Drawing mightily from the same retro well as the vaunted Tame Impala, Goat came out of nowhere (or, more accurately, Korpilombolo in northern Sweden) with their joyful and frequently uncategorizable World Music. Nominally Afrocentric in its approach – Fela Kuti and the glittery guitars of highlife heroes Bhundu Boys spring to mind – there’s also a distinct German kosmiche attack, leavened with some delicately psychedelic organ figures (as on “Disc Fever,” the album’s funkiest moment), that combine to provide – what else? – a hearty Goat soup.
By Louis Pattison on 09.23.14 in Reviews

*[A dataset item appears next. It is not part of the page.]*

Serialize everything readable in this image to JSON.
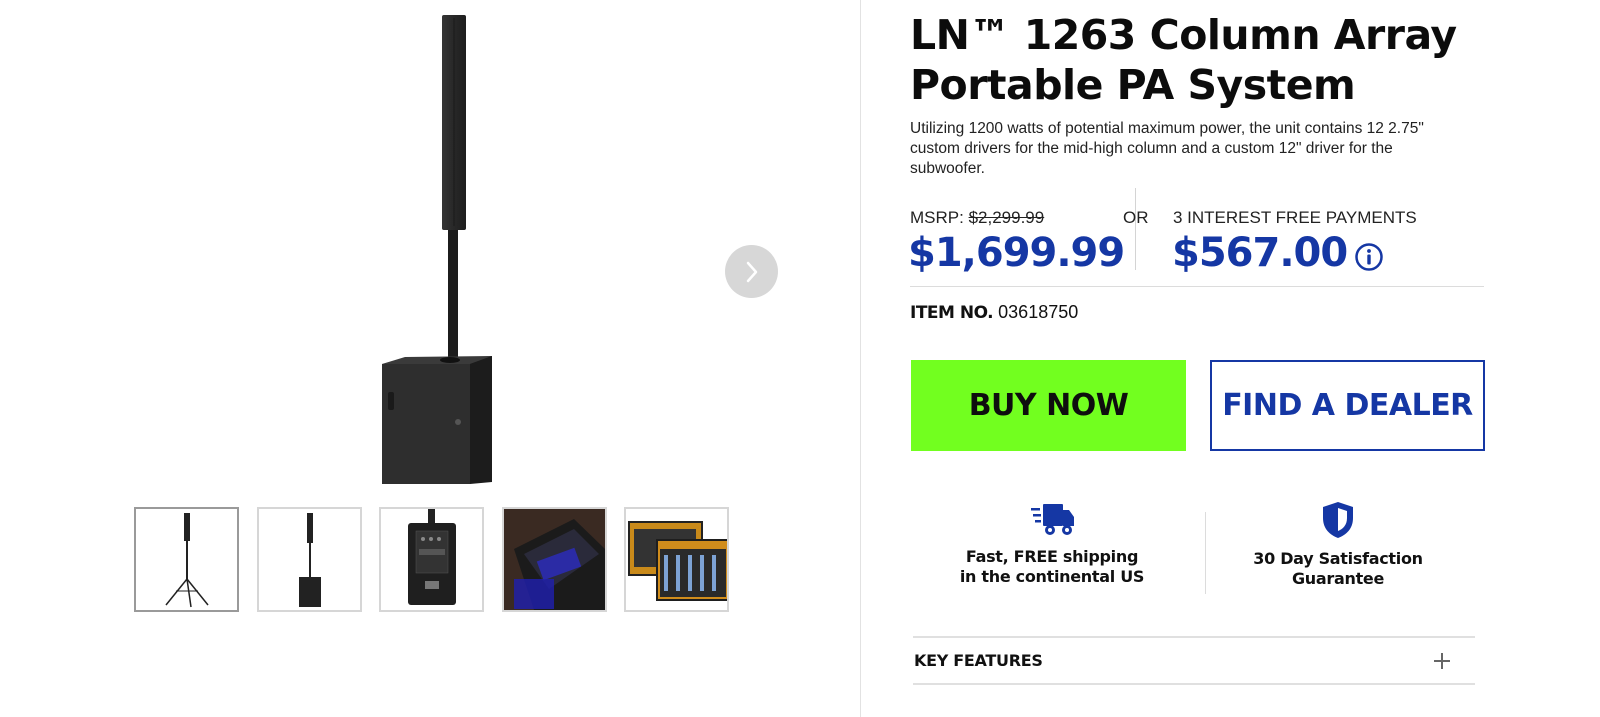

By titling their debut album World Music, Goat were surely making a point. A somewhat nebulous term invented to market non-Western music to Western audiences, the Swedish group — who do no face-to-face interviews, take t...
By Andrew Parks on 03.21.14 in News
It's not a total surprise considering they released the band's last single ("Dreambuilding" b/w "Stonegoat"), but Sub Pop has signed Goat just in time for their west coast tour around Coachella. Dates and details for tha...
By Andrew Perry on 10.12.10 in Reviews
In our hyper-accelerated, easy-access times, it can often feel like there are no musical surprises left to be had. Psychedelia's artistic impulse — to induce joy, fear and wonderment — becomes harder to s...
By Louis Pattison on 02.26.15 in Features
The metal legends talk about their history through the prism of eight songs.